Micro-cheating might be ruining relationships in the modern digital age, as just a click of a computer button can be considered unfaithful by your partner, experts warn. Micro-cheating is used to describe behaviour which falls in a grey area between friendly interaction and infidelity.
Examples include checking social media accounts of former partners, sending emojis such as hearts and flowers to people other than partners, and saving mobile phone contact details of a friend of the opposite sex under a false name. This means, showing a high level of “digital” interest in someone outside the existing relationship can constitute micro-cheating, The Telegraph reported.
“It can be something as simple as repeatedly ‘liking’ someone’s posts on Instagram or commenting on someone’s Facebook,” said Martin Graff, a psychologist at the University of South Wales in the UK. Other actions that can be considered micro-cheating include frequently checking someone’s Instagram, messaging someone without your partner’s knowledge, or adding a former lover on the messaging site Snapchat.

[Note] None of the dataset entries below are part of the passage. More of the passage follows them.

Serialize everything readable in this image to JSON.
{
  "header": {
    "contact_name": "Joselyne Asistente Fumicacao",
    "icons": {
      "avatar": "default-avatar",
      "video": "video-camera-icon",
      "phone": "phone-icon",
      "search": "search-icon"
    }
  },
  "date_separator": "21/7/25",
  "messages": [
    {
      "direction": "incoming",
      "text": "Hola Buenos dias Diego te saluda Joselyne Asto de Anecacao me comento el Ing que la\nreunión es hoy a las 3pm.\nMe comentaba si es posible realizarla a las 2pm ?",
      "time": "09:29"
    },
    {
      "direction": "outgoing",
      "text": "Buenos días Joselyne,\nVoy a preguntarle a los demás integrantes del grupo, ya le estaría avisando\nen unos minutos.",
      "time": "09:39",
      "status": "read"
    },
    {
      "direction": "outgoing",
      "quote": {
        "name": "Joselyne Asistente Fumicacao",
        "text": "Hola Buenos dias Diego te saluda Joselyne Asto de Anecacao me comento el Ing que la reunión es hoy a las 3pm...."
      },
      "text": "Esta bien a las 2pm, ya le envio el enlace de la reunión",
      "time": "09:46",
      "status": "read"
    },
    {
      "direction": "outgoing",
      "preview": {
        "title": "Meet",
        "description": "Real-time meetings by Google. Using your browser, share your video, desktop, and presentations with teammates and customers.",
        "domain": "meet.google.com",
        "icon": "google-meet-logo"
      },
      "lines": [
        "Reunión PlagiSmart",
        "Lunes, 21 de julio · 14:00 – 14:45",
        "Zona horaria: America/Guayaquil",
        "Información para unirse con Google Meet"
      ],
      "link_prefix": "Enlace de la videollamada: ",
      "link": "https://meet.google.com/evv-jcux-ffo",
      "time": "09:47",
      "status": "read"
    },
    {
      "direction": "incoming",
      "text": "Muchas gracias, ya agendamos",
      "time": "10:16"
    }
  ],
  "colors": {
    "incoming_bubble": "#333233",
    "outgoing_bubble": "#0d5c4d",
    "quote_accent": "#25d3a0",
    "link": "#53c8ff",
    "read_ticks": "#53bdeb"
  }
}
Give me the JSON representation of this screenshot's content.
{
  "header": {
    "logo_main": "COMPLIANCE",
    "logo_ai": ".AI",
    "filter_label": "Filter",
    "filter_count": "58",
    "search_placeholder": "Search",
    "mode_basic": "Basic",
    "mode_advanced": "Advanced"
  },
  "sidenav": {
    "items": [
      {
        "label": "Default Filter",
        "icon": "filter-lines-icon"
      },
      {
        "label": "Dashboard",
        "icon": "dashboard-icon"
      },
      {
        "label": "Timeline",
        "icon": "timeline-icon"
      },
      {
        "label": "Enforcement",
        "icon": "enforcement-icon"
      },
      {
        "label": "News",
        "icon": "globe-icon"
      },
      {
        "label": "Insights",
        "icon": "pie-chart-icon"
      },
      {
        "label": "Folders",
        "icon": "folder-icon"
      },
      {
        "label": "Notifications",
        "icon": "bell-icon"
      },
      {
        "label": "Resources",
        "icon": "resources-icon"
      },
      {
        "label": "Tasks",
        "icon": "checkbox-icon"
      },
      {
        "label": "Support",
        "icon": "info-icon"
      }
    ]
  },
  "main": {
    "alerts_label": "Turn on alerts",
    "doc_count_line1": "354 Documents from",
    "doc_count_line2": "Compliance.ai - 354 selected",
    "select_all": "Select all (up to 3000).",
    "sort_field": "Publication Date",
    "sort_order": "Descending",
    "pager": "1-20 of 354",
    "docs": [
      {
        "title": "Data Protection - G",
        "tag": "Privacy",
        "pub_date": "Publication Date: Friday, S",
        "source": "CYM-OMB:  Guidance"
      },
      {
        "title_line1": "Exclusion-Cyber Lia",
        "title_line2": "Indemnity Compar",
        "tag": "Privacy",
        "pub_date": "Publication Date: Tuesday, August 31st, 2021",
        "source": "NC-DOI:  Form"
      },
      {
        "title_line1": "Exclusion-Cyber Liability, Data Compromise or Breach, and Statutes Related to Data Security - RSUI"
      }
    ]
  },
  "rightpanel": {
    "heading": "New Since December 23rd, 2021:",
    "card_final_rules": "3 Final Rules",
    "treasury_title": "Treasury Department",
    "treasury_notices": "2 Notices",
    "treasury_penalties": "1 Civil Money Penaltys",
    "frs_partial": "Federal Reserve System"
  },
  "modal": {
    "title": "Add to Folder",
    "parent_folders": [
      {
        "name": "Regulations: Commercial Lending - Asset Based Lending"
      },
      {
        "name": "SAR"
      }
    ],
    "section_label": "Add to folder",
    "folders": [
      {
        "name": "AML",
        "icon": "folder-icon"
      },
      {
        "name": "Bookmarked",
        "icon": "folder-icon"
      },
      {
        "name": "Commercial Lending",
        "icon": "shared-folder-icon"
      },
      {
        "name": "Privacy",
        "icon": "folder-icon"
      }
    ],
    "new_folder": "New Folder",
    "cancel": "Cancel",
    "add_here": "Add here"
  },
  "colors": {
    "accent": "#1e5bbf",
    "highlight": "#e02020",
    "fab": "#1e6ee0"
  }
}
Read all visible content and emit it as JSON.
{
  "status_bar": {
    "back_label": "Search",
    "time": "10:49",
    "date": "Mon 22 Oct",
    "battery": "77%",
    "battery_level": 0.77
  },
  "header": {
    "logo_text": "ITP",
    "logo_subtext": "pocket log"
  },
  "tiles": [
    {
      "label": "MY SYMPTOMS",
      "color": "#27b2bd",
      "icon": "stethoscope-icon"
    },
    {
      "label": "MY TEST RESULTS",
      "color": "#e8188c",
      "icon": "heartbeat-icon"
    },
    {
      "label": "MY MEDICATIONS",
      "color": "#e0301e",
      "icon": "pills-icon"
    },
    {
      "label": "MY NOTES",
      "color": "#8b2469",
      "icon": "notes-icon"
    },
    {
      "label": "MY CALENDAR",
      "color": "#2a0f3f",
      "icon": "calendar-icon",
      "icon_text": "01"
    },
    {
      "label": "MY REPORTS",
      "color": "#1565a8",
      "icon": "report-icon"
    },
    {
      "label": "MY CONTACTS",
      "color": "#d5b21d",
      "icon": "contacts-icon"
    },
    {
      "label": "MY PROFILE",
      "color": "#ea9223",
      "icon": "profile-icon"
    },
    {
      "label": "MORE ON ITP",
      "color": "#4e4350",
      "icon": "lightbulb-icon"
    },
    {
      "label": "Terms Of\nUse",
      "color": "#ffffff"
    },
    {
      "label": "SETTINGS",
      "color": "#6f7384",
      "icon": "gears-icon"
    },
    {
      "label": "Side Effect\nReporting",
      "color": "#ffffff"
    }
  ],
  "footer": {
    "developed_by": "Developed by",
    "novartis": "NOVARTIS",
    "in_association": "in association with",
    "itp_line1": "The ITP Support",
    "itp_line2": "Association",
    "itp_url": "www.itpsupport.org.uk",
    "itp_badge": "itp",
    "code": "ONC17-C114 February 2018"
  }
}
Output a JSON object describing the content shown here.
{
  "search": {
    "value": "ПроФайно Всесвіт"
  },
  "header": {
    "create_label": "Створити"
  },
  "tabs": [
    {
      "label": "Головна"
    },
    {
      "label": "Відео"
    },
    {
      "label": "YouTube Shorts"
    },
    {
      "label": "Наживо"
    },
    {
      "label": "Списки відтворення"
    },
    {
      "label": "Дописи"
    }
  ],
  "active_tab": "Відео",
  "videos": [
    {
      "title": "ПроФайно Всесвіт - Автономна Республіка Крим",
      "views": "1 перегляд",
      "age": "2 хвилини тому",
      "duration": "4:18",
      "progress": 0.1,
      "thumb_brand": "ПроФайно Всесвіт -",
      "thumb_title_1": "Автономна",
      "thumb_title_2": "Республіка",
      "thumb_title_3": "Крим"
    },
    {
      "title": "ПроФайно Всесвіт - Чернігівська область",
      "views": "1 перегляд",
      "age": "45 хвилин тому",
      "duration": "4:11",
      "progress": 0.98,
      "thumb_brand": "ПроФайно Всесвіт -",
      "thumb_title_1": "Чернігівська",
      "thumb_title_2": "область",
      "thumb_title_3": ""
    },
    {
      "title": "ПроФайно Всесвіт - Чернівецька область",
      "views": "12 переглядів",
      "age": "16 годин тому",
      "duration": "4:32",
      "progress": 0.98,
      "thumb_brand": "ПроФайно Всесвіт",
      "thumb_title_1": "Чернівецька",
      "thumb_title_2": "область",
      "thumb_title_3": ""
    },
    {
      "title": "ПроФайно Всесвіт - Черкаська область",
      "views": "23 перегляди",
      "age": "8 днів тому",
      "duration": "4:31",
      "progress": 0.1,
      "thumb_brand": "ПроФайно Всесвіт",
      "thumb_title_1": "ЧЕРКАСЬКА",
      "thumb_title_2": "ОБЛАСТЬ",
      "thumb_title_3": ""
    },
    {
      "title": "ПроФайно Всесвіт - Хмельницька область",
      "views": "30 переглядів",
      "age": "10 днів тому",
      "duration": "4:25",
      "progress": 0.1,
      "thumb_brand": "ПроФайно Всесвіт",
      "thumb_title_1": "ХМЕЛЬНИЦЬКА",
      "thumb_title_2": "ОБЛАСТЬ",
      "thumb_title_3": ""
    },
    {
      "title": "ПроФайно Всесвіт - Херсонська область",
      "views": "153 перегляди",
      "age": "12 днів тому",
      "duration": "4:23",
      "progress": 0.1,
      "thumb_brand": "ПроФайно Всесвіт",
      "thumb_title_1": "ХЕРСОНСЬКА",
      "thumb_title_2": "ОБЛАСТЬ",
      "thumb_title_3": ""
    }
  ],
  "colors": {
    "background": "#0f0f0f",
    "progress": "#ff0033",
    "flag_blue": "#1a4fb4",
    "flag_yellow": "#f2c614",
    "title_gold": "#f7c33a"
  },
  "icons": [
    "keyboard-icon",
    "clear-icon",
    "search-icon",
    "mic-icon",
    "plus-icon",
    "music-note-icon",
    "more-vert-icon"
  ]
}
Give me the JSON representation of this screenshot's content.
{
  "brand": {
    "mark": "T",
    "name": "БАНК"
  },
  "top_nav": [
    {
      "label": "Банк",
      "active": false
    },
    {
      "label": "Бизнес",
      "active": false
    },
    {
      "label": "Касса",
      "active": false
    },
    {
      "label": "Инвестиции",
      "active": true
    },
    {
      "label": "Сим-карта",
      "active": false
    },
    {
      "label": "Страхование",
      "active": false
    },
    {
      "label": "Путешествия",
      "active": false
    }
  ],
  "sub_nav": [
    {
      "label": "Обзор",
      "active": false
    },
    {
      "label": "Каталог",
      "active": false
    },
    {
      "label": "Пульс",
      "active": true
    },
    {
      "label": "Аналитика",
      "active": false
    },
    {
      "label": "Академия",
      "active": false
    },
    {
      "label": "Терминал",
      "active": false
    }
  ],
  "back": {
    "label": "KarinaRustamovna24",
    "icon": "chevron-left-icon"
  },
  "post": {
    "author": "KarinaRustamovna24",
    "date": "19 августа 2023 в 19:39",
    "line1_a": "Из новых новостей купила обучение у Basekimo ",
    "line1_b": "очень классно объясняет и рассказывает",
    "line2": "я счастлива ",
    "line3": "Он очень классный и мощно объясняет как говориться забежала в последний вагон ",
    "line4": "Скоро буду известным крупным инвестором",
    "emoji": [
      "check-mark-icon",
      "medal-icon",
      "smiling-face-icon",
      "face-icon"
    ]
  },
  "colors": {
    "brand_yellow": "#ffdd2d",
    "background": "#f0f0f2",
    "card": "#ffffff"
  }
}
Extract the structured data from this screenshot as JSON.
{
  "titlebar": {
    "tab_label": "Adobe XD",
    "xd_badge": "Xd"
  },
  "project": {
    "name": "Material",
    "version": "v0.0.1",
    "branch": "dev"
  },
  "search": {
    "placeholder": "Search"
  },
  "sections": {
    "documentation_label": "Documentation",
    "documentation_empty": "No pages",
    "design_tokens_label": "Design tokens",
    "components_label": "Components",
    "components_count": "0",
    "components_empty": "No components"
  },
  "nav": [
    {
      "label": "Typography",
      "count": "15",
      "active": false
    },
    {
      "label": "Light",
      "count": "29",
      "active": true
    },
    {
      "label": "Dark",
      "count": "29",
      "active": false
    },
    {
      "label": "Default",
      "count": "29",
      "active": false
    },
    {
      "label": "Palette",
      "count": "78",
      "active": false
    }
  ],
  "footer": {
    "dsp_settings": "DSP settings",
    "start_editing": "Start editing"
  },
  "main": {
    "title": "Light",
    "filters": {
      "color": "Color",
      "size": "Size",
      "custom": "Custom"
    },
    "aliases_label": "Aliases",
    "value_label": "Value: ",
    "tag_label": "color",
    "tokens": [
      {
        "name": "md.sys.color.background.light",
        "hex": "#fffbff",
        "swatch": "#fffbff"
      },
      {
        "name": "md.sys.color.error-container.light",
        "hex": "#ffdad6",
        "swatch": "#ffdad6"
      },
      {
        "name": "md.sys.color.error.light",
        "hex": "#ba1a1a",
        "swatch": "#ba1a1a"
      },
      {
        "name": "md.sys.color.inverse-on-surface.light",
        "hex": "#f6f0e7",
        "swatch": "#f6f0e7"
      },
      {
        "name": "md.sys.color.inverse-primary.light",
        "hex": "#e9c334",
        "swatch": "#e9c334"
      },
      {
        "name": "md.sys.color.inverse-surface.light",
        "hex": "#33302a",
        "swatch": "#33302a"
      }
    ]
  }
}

However, critics of the term micro-cheating say that the concept encourages controlling behaviour and the surveillance of online communications.